Imagine you’re the IT manager of a small business that relies heavily on its computer network to operate. One day, the network goes down, and no one can access the files, emails, or applications necessary to do their jobs. Panic sets in, and everyone is scrambling to fix the issue. This scenario is a nightmare for any business owner, IT manager, or consultant. Downtimes can lead to lost productivity, revenue, and even customers. However, with well-designed network redundancies, you can mitigate the impact of these downtimes and keep your business running smoothly.
In this article, we’ll explore the importance of having network redundancies, the different types of redundancies you can implement, and how to design a redundant network that meets your business’s needs.
Let’s get started.
Section 1: The Importance of Network Redundancies
A network redundancy is an additional component or system that is put in place to ensure that your network continues to function in the event of a failure. Redundancies provide an extra layer of protection against downtimes, which can be caused by a variety of factors, including hardware failure, power outages, natural disasters, or cyber-attacks.
Having network redundancies is vital for businesses that rely heavily on their network infrastructure. Without redundancies, a network failure could result in a complete shutdown of the business’s operations, leading to missed deadlines, lost revenue, and customer dissatisfaction.
Redundancies also provide a sense of security, which can be especially important for businesses that deal with sensitive or confidential information. With redundancies in place, you can ensure that your data is always available, even in the event of a disaster.
Section 2: Types of Network Redundancies
There are different types of network redundancies that you can implement, depending on your business’s needs and budget. Here are some of the most common types:
Hardware Redundancy: This type of redundancy involves having duplicate hardware components, such as servers, switches, or routers, that can take over in the event of a failure. For example, if one server fails, the redundant server will automatically take over, ensuring that your network continues to function.
Power Redundancy: Power outages can cause network downtimes, which is why having power redundancies is crucial.

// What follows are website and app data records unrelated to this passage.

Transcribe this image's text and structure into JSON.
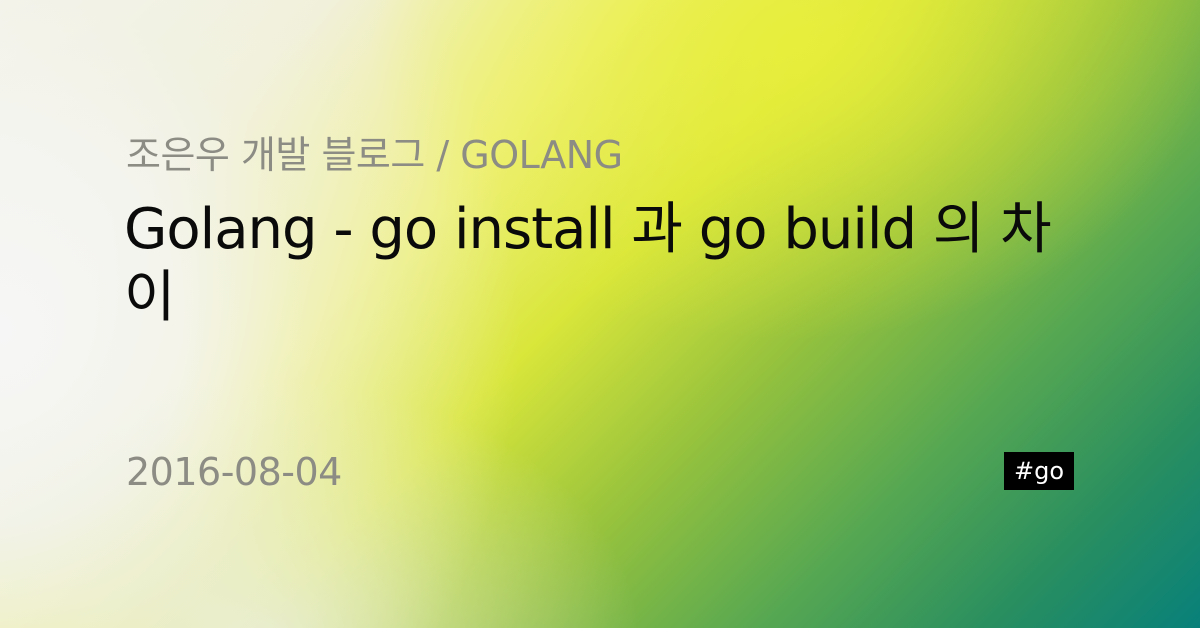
{
  "post": {
    "breadcrumb": "조은우 개발 블로그 / GOLANG",
    "title": "Golang - go install 과 go build 의 차이",
    "date": "2016-08-04",
    "tags": [
      "#go"
    ]
  },
  "colors": {
    "background_start": "#f4f4f2",
    "background_mid": "#d9e63a",
    "background_end": "#08807a",
    "breadcrumb_text": "#8c8c84",
    "title_text": "#0a0a0a",
    "tag_background": "#000000",
    "tag_text": "#ffffff"
  }
}
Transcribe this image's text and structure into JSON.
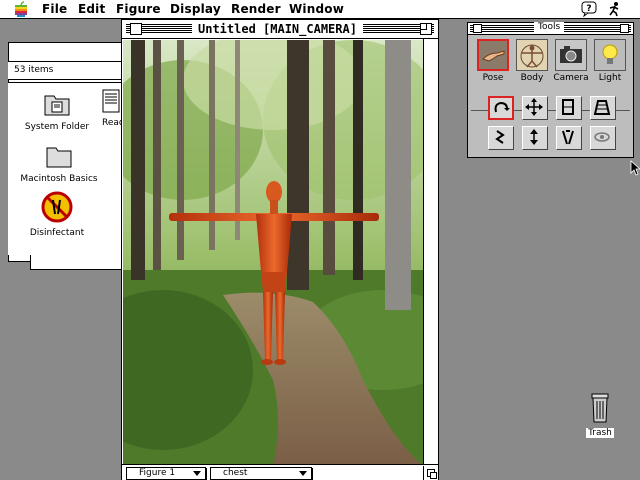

This can include backup generators, uninterruptible power supplies (UPS), or redundant power distribution units (PDUs).
Network Path Redundancy: This type of redundancy involves having multiple paths for data to travel through your network. If one path fails, the data can be rerouted through another path, ensuring that your network remains operational.
Data Redundancy: Data redundancy involves having multiple copies of your data stored in different locations. This ensures that your data is always available, even if one copy is lost or corrupted.
Section 3: Designing Your Redundant Network
Designing a redundant network requires careful planning and consideration of your business’s needs and budget. Here are some steps you can take to design a redundant network:
1. Identify Your Critical Systems: Start by identifying the systems and applications that are critical to your business’s operations. These could include email servers, accounting software, or customer databases.
2. Determine Your Redundancy Needs: Based on your critical systems, determine the type of redundancies you need. For example, if your email server is critical, you may need hardware redundancy and data redundancy for your email system.
3. Choose Your Redundancy Components: Once you have determined your redundancy needs, choose the components that will provide redundancy. This could include duplicate servers, backup generators, or redundant switches.
4. Test Your Redundancies: After you have designed your redundant network, it’s essential to test it thoroughly. This will help you identify any weaknesses or areas that need improvement.
5. Maintain Your Redundancies: Redundancies require ongoing maintenance to ensure that they continue to function correctly. Make sure to schedule regular maintenance and testing to keep your network running smoothly.
Well-designed network redundancies are essential for any business that relies heavily on its network infrastructure. They provide an extra layer of protection against downtimes, ensuring that your business can continue to operate, even in the event of a failure. By understanding the different types of redundancies available and designing a redundant network that meets your business’s needs, you can mitigate the impact of downtimes and keep your business running smoothly.